(if we have all the data points) for .
On the other hand a tree could be connected with just
*n*-1 alignments which will not be enough to resolve
2*n*-3 distances.

We resolve this problem by adding a term to the least squares which minimizes the sum of the square of the lengths of the branches. This sum of squares is multiplied by a very small factor ( ), so when the problem is fully determined, this extra term will not affect the results in any significant way, but when the system of equations is underdetermined this term will force undetermined lengths to be as short as possible. This solution is entirely satisfactory in practice. It should also be noted that this sort of problem happens rarely, and only when the sequences being analyzed are marginally related.

The third difficulty is that the least squares solution
may make some of the internode lengths
negative.
A negative length branch does not make sense in evolutionary
terms.
Such a situation arises from: (a) a bias in the
estimation of the PAM distances, or (b) alignments which
do not correspond to homology and hence the distance
estimates are incorrect and (c) an incorrect topology
(phase I of the construction failing).
When an internode branch is assigned a negative value,
this means that the least squares are not
attainable at that point, but in the limit of that branch
being of length zero.
A branch of length 0 is not impossible, it corresponds
to an ancestral sequence which split in a very short
period into three descendant families (two new offsprings)
instead of two (one new offspring).
In other words a ternary
as opposed to binary internal node.
The Darwin function `MinSqTree`

changes negative branch
lengths to very short (0.2 PAM) positive lengths.
The selection of a very small value as opposed to 0 is
inconsequential in the model, but allows better displaying of the
tree.

Negative branch lengths do not arise frequently and only happen with data which is difficult to align correctly. It is not a serious problem in practice.

The sum of the residual squares ( ) after the fit gives a rough idea of the quality of the fit. A small number indicates a good fit, a large number indicates a poor fit. Since this value is normalized with respect to its variance, it has an expected value 1. Values lower than 1 indicate that the data was better behaved than expected. A value greater than 1 indicates that either we were unlucky or the alignments are suspicious. In any case a value greater than 1 decreases our confidence on the phylogenetic tree.

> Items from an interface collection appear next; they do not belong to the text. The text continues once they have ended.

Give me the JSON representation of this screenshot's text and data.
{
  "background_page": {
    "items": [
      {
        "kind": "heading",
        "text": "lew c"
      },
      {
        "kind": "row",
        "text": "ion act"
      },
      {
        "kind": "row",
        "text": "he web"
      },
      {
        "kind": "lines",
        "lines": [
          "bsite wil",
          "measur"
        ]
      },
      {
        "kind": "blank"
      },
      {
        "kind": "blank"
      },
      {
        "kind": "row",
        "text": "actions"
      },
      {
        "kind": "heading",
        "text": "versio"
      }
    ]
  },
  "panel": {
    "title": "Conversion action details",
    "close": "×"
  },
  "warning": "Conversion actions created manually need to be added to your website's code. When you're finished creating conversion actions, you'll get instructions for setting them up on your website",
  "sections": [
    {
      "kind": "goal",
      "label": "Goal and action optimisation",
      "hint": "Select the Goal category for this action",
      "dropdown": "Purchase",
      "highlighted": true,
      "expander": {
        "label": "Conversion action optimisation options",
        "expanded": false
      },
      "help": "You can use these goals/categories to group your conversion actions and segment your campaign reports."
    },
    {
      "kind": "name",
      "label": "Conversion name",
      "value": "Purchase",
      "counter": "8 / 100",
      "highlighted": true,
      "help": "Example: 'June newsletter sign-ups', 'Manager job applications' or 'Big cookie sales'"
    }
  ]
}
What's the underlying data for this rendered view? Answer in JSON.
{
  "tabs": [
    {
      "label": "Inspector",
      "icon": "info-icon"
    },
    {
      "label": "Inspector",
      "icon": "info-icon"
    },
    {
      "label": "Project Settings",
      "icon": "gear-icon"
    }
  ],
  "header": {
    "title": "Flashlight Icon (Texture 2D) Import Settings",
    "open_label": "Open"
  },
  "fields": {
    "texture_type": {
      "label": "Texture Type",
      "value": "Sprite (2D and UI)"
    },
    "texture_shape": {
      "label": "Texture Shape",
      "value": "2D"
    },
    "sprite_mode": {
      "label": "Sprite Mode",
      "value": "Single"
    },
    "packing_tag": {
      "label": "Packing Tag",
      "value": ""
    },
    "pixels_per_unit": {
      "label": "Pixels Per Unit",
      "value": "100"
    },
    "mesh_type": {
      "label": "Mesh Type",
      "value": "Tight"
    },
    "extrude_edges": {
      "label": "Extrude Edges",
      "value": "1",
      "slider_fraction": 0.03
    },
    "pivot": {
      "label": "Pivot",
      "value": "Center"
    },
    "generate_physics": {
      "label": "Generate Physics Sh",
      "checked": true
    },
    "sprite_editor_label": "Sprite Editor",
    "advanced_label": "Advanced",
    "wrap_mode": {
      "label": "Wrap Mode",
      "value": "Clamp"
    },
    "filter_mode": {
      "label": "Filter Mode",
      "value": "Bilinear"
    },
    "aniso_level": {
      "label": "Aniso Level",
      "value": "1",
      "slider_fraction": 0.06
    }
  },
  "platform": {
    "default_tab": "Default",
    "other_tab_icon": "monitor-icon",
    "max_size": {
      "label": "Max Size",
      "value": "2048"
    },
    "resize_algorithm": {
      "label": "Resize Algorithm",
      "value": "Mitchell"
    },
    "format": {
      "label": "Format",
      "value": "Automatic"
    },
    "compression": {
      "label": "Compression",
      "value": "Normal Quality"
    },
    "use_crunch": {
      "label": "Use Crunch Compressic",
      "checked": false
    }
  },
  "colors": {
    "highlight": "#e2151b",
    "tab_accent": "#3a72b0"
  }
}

A note to the complexity
of these procedures is in order.
The `PhyloTree`

function requires a pair of matrices
(double precision numbers) and works in time
proportional to .
Thus we can use the entire memory available
and expect the tree construction to complete quickly.
For example with 16Mb of memory we could resolve phylogenetic
trees up to 1000 sequences.
The procedure `MinSqTree`

has to resolve a system of
linear equations of size .
This requires about double
precision numbers in total and
time.
Consequently `MinSqTree`

will be able to solve only
smaller problems.

Thu Oct 31 08:31:39 EST 1996